This is not an uncommon experience for many owners in Vancouver and the GVRD. Under Bill 40, many developers have used this method of buying units one by one until they hold majority. They can then successfully wind down a strata as soon as they obtain 80% of the ownership. While many owners are able to negotiate higher sale prices for their units going this route, for owners wishing to stay, this does little to incentivize them.
While the two minority owners at Barclay Terrace received sale prices well above their assessed values, this will not be case for all owners. In East Vancouver, owners on the strip along Broadway between Nanaimo and Rupert are being promised millions of dollars above their assessed value if they sell their homes as part of a land assembly. Realtors are projecting that some owners could receive $2 million more than what their land is worth by marketing the lots to foreign developers unfamiliar with Vancouver’s zoning bylaws.
The problem with this particular example is that the area is zoned for affordable rental housing or ownership condominiums priced 20% below current market value. Homes like the ones along the Broadway strip in Vancouver’s East Side are being assessed for around $1.5 million dollars. However, they are being listed at prices that would otherwise be found in affluent areas of Vancouver’s West Side where the assessments are almost $2 million more.

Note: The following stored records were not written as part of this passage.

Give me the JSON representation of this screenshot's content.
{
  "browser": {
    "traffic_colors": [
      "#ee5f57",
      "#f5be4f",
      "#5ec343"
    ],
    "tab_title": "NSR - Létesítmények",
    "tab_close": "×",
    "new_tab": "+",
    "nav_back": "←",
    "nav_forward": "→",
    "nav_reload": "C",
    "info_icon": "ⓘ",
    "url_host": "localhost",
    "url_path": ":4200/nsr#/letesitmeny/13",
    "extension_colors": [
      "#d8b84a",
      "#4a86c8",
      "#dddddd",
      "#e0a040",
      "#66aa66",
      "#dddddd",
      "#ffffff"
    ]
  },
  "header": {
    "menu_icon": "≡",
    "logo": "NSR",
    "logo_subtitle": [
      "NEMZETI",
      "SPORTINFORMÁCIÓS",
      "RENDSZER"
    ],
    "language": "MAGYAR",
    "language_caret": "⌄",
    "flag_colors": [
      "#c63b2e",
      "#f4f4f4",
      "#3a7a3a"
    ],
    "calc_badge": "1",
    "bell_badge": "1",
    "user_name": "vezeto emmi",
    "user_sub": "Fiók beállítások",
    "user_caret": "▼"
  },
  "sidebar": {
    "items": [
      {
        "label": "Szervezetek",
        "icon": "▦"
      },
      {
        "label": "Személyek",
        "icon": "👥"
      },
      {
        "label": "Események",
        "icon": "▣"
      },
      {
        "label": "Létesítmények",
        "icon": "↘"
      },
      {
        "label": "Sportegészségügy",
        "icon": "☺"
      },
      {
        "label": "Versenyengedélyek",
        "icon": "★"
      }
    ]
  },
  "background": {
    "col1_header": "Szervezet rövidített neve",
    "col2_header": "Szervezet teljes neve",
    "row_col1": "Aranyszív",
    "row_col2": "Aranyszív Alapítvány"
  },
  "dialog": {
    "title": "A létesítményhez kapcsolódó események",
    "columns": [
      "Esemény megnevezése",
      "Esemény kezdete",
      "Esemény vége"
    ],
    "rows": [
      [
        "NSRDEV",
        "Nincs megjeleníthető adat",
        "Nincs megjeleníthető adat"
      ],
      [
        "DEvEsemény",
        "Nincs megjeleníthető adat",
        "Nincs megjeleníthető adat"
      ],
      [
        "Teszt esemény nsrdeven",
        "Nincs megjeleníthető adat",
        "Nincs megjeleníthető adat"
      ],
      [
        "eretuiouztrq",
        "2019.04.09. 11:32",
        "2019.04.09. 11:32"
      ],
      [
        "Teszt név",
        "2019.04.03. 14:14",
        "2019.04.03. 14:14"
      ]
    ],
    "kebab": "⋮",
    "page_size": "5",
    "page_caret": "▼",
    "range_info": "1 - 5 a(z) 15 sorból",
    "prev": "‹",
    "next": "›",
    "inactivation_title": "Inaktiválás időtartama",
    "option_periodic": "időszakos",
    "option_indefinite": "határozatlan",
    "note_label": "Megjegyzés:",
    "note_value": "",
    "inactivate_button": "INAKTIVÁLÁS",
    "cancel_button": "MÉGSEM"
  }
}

It would be impossible to build affordable housing for those prices. The only way a developer could benefit from purchasing these lots is if they are able to hold onto the land after purchase in anticipation of zoning changes which are not guaranteed to take place. The realtors and owners are relying on the ignorance of foreign investors to be successful in their pursuit of a successful land assembly, directly contributing to Vancouver’s housing crisis. For the owners along Broadway, they are holding out for prices that they are unlikely to receive.